When Mark Riley purchased his first iPhone, in 2010, the global economy was still reeling from a recession caused in large part by excessive debt burdens–not exactly an ideal business climate, at least by conventional standards. Where others saw unnecessary risk, however, Riley sensed opportunity.
“I knew that an app that helped people get out of debt could be popular, especially in the economic climate at the time, and it seemed like a worthy thing to produce if it could help people in some way” Riley, a software developer and self-styled entrepreneur, told Free Enterprise. “As soon as I read about the debt snowball method, I knew that this was something that I could make an app for. The debt snowball is a simple concept: Once you pay off one debt, you use the payment to help pay off the next debt, and so on, which can really help people see the light when they have lots of debts.”
Riley honed his mobile development skills while building his first app, a mortgage calculator and analysis tool. He then began working on a host of other apps that, he says, eventually generated enough money to allow him to “register a company and quit my day job so I could concentrate on developing apps full time.”
From there, Riley was able to devote more time to his debt snowball app. Though he concedes the project posed a number of design challenges, he says it also played to his strengths as a developer. “It is hard to set up and model in an app, which I guess is where my strength lies–making complicated financial processes appear easy by designing simple and intuitive user interfaces.”
Since Riley launched Debt Manager in 2011, its user base has continually grown and it’s consistently ranked among the top 20 paid finance apps. Still, Riley says that the “most pleasing thing about developing apps [is that] as long as they help people in some way–be it getting out of debt, or saving money on their mortgage payments, or helping them to control their spending–then I think it is a worthwhile career to embark on.”
Like Riley, the creators of the following finance apps are helping people get out of debt, better manage their personal finances, and improve their savings rate–which has declined in the U.S. for the past three decades.
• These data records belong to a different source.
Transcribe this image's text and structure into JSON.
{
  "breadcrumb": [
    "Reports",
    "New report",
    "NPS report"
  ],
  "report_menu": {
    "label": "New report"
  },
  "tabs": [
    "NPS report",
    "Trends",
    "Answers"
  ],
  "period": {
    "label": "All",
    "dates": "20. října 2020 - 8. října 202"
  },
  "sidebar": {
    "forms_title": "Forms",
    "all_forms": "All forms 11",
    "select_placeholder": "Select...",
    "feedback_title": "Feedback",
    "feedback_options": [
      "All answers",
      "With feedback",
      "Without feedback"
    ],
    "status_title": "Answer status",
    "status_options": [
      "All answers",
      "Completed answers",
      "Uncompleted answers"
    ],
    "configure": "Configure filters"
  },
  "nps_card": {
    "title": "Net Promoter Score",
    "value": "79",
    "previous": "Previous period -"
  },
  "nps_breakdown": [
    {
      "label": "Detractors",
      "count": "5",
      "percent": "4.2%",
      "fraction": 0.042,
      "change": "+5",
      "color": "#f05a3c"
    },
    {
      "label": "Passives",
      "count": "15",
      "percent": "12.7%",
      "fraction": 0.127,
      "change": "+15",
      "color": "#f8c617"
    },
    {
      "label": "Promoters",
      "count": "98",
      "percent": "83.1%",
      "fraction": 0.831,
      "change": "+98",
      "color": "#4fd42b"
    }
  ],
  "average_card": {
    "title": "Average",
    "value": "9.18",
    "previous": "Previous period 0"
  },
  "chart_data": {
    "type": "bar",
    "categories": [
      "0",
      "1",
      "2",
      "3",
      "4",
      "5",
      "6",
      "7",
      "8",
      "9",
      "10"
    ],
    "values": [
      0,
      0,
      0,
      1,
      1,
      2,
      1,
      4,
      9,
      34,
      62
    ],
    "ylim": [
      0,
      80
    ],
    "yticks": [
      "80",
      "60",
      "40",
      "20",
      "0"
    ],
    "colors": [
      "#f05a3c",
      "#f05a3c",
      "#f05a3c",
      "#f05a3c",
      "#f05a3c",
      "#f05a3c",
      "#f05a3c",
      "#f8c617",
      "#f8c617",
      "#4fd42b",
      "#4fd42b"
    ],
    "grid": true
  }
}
Americans should find these apps especially helpful: A 2014 Wells Fargo survey found a majority of Americans think talking about personal finances is more challenging than discussing death, religion, and politics.
5 Apps That’ll Help You Make Better Financial Decisions
Acorns: Free — Allows you to easily invest spare change from your everyday purchases into a diversified portfolio. Users get $5 when they open an account and are charged $1 per month for the service. (Still in Beta; Available in the Apple and Google app stores)
Mint: Free — Lets users track their spending, create budgets, and better manage their personal finances. (Available through the Google, Apple, and Windows stores)
BillMinder: $1.99 — Lets users see all their bills in one place and alerts them when they are coming due. It can also be synced for roommates, couples, etc. (Available in the Apple and Google stores)
MileBug: Free or $2.99 — Lets users easily track business-related expenses, enabling them to take advantage of available IRS tax deductions such as those for travel. (Available for the iPhone and in the Google, Windows and Amazon stores)
Debt Manager: $0.99 — Helps users organize, track, and pay off all their debts in the cheapest and fastest possible way. Uses the “Debt snowball” method. (Only available for the iPhone and iPad)